I come from a long line of ambulance chasers.
My paternal grandmother, Norine Walsh, lived most of her adult life at 509 W. 53rd Street behind the Boulevard Theater, and was known to drop everything at the sound of a siren.
“She used to say, ‘If there’s a fire, we should go,’” said my dad, Jerry Walsh. “One day she was sick with a cold, so she begged off going shopping at SuperValu, which was where the O.I. Borton car dealership is now on Lyndale. But when SuperValu went up in flames later that day, she jumped up and shot out the door.”
Norine’s gawker impulse spread to her children. When my dad was 17, he heard the siren call and snuck out his bedroom window to go have a look at a house fire near the Washburn water tower. When he arrived, three bodies were covered on the lawn, and he, the fire crew, and some photographers waited for relatives to return to what he recalls as “an awful scene.” Two years later in 1948, a plane crashed on the Minnehaha Parkway off Dupont Avenue and my dad jumped in his car and helped firefighters dig for bodies.
In 1966, a small plane went down at the intersection of South 35W and West 62, and my dad’s sister Eileen Osterbauer took off with my nine-month pregnant mom, Ann Walsh. When they arrived at the scene, Aunt Eileen got her skirt hung up on the freeway fence, trying as she was to climb it to get a closer look. Unbeknownst to them at the time, my mom’s brother, Joey Holzinger, was driving on the freeway and came upon the plane wreck and the sight of a beheaded pilot.
Call it morbid curiosity. All of which has been passed down to my cousins and sisters and brothers and me, who has spent a lifetime gawking at fires — from the great J.C. Penney blaze on Thanksgiving 1984 in downtown Minneapolis, to a huge barn and brush fire in Southern Minnesota a few Labor Days ago, which I forced everyone in the station wagon to sit and watch with me.
So when I heard about the fire that was engulfing the 50th & Bryant businesses on the afternoon of Feb. 18, it was in my DNA to run down the street and check out the damage. It was a spectacularly sunny day, and once I’d sussed out that there were no injuries, it felt OK to mingle with neighbors and strangers and do whatever I could do console the business owners I ran into.

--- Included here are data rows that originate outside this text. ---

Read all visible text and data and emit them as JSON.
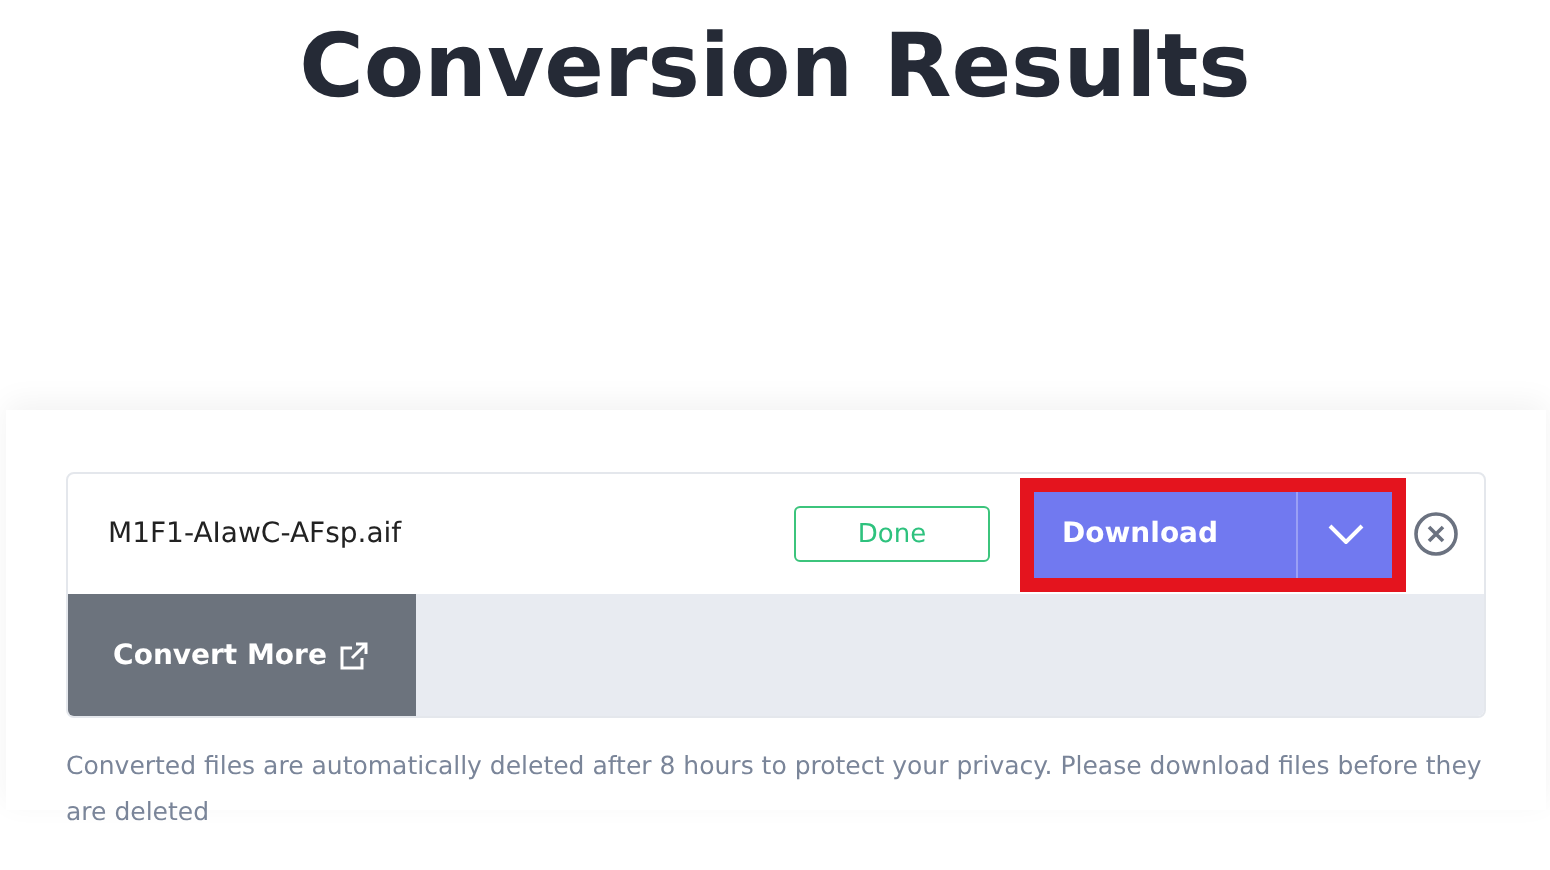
{
  "title": "Conversion Results",
  "files": [
    {
      "name": "M1F1-AIawC-AFsp.aif",
      "status": "Done",
      "download_label": "Download",
      "highlighted": true
    }
  ],
  "convert_more": "Convert More",
  "note": "Converted files are automatically deleted after 8 hours to protect your privacy. Please download files before they are deleted"
}
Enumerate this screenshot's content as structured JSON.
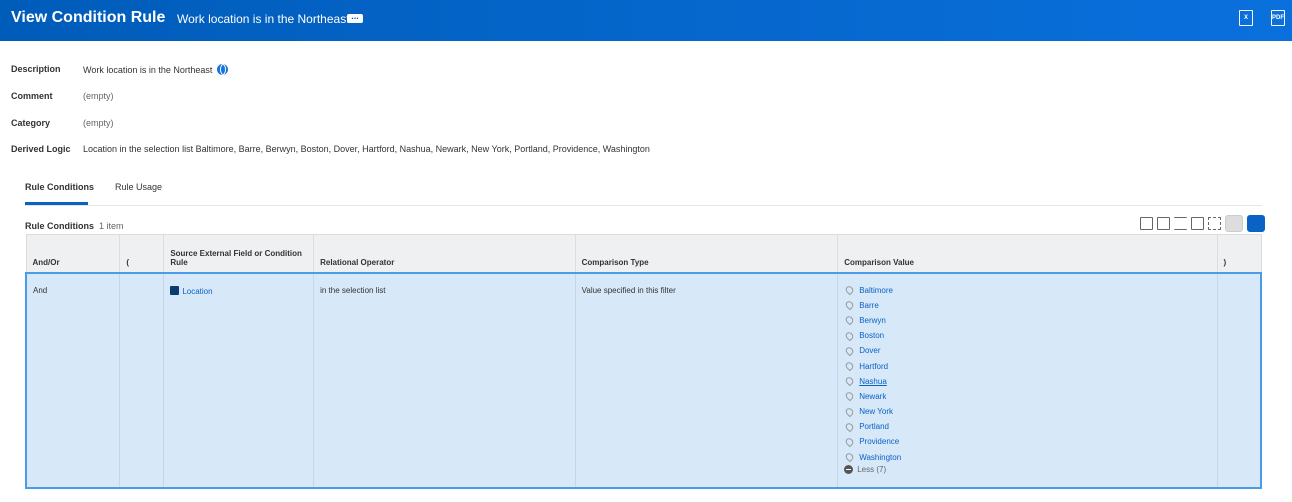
{
  "header": {
    "title": "View Condition Rule",
    "subtitle": "Work location is in the Northeast",
    "excel_icon": "excel-export-icon",
    "pdf_label": "PDF"
  },
  "fields": [
    {
      "label": "Description",
      "value": "Work location is in the Northeast"
    },
    {
      "label": "Comment",
      "value": "(empty)"
    },
    {
      "label": "Category",
      "value": "(empty)"
    },
    {
      "label": "Derived Logic",
      "value": "Location in the selection list Baltimore, Barre, Berwyn, Boston, Dover, Hartford, Nashua, Newark, New York, Portland, Providence, Washington"
    }
  ],
  "tabs": [
    {
      "label": "Rule Conditions"
    },
    {
      "label": "Rule Usage"
    }
  ],
  "grid": {
    "title": "Rule Conditions",
    "count": "1 item",
    "columns": [
      "And/Or",
      "(",
      "Source External Field or Condition Rule",
      "Relational Operator",
      "Comparison Type",
      "Comparison Value",
      ")"
    ],
    "row": {
      "and_or": "And",
      "open": "",
      "source": "Location",
      "operator": "in the selection list",
      "type": "Value specified in this filter",
      "values": [
        "Baltimore",
        "Barre",
        "Berwyn",
        "Boston",
        "Dover",
        "Hartford",
        "Nashua",
        "Newark",
        "New York",
        "Portland",
        "Providence",
        "Washington"
      ],
      "less": "Less (7)",
      "close": ""
    }
  }
}
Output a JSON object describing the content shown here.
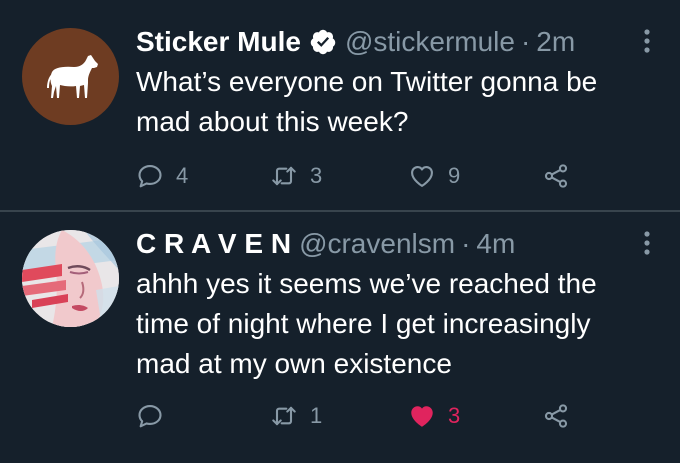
{
  "tweets": [
    {
      "author_name": "Sticker Mule",
      "verified": true,
      "handle": "@stickermule",
      "separator": "·",
      "time": "2m",
      "text_lines": [
        "What’s everyone on Twitter gonna be",
        "mad about this week?"
      ],
      "replies": "4",
      "retweets": "3",
      "likes": "9",
      "liked": false,
      "avatar_icon": "horse-icon"
    },
    {
      "author_name": "C R A V E N",
      "verified": false,
      "handle": "@cravenlsm",
      "separator": "·",
      "time": "4m",
      "text_lines": [
        "ahhh yes it seems we’ve reached the",
        "time of night where I get increasingly",
        "mad at my own existence"
      ],
      "replies": "",
      "retweets": "1",
      "likes": "3",
      "liked": true,
      "avatar_icon": "painted-face-avatar"
    }
  ],
  "colors": {
    "background": "#15202b",
    "secondary_text": "#8899a6",
    "divider": "#38444d",
    "like_active": "#e0245e",
    "verified_badge": "#ffffff"
  }
}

“Nice day,” I said to one of the firefighters, whose calm smirk suggested he’d seen much worse. “Nice day for a fire,” he cracked.
Crass, perhaps, but true. There was something ancient in that gathering that afternoon, something the technology of the day didn’t capture, because you had to be there: a spontaneous gathering of community, and a primal ritual of watching and wondering about how, in a flash, everything can fall apart. If you squinted, you could see generations of Americans in the faces of the couple hundred rubberneckers who, en masse, resembled daguerreotypes from storied fires in Chicago or New York or beyond.
After an hour, I jumped in the family van to pick up my 11-year-old daughter Helen from school at Burroughs, which sits at the bottom of the hill on 50th Street. When I arrived in the car pool lane, kids and teachers were lolling about and watching the smoke rise in the distance. I hollered at my kid to jump in the car fast and told her she was going to see something she’d never forget.
In no time, she was standing in front of the fire. She saw a couple friends there. She asked questions. She was quiet and, I think, a little reverent. Then she started bugging me. She wanted to skip chorus practice. I said no. She kept bugging me. I said I’d think about it. When I asked why, she said she wanted to watch the fire. I said OK.
First we went home, and when we did our home looked very different to both of us than when we’d left it earlier that day. It was intact. Cozy. Warm. There were no flames licking at the beams, no charred personal effects, no carnage. My daughter got on the phone immediately, called a couple friends, and told them what she’d seen. They weren’t impressed, so she grabbed her coat and bolted out the door, but returned a minute later.
“I forgot my camera and notebook,” she said. “I’m going to write something about this.”
Jim Walsh lives and grew up in East Harriet.